Tonight’s Telegraph splash is in one aspect sensational: how on earth did they get hold of Ed Balls’ private correspondence? (UPDATE: He left the documents in his old desk at the Department of Education. Sir Gus O’Donnell is set to order an inquiry into the leak, according to Politicshome.)
In another, it is less so: The letters show that the Brownites were agitating to wrest Tony Blair’s hands from the keys to 10 Downing Street six years ago, if not earlier; this we already knew. Not least because it was a very public Brownite coup by half a dozen government aides, led by Tom Watson, who finally held the gun to Blair’s head and forced him to put a timeline on his departure. The poisonous relationships at the heart of New Labour has been well documented by Andrew Rawnsley and countless others. Read more
The general impression yesterday was that Ken Clarke’s plan for “discounts” to offenders who plead guilty early on was now dead in the water. But is that necessarily the case?
The proposals set out in a green paper in December included raising the maximum sentence discount for an early plea from 33 per cent to 50 per cent. Read more
Those wanting to explore what went wrong at Southern Cross might take solace from Vince Cable’s words today that he might launch an investigation into the role of private equity in social care.

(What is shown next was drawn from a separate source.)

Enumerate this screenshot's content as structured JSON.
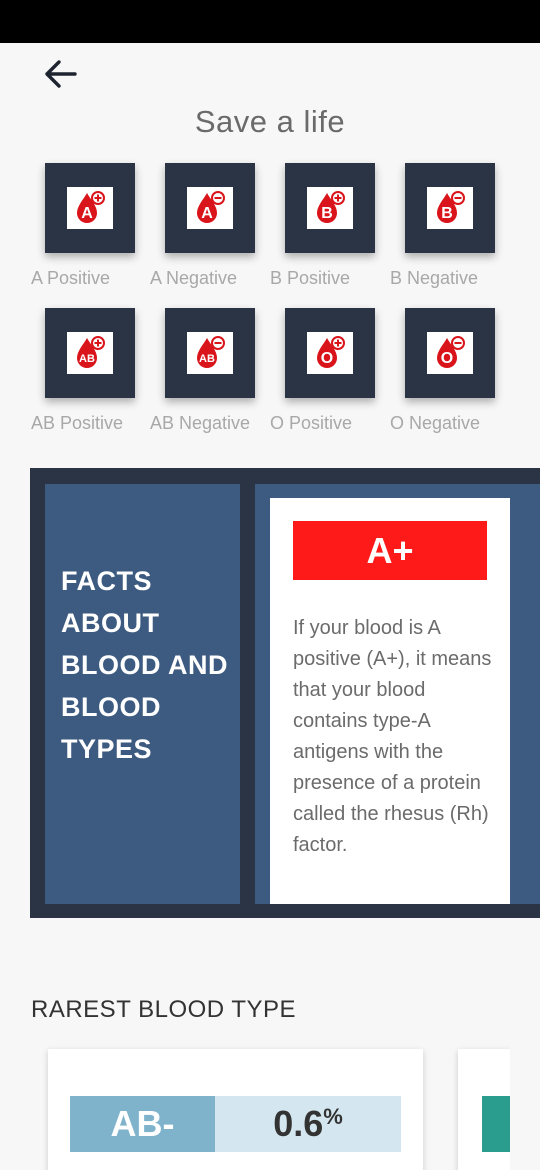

“I have asked my officials to look carefully at the business models of companies that provide public services and to ensure that they are stable and the sector regulators responsible for them are able to act responsibly,” Mr Cable said.
It is always dangerous for a senior churchman to stray into political matters, just as it is risky for politicians to stray into religion. (Thus the firm advice from Alastair Campbell to Tony Blair that he shouldn’t ‘do God’.)
And the criticism of the coalition by the Archbishop of Canterbury, Rowan Williams, has already prompted a backlash from senior cabinet ministers. Dr Williams has signalled his displeasure with the cuts programme before but this intervention (most notably November) in the New Statesman, is the most passionate and extensive – arguing that “nobody voted for” the coalition’s policies. He also dismissed the Big Society idea as “painfully stale“. It is the most outspoken attack on the government by the church since Robert Runcie criticised Margaret Thatcher in the mid-1980s. Read more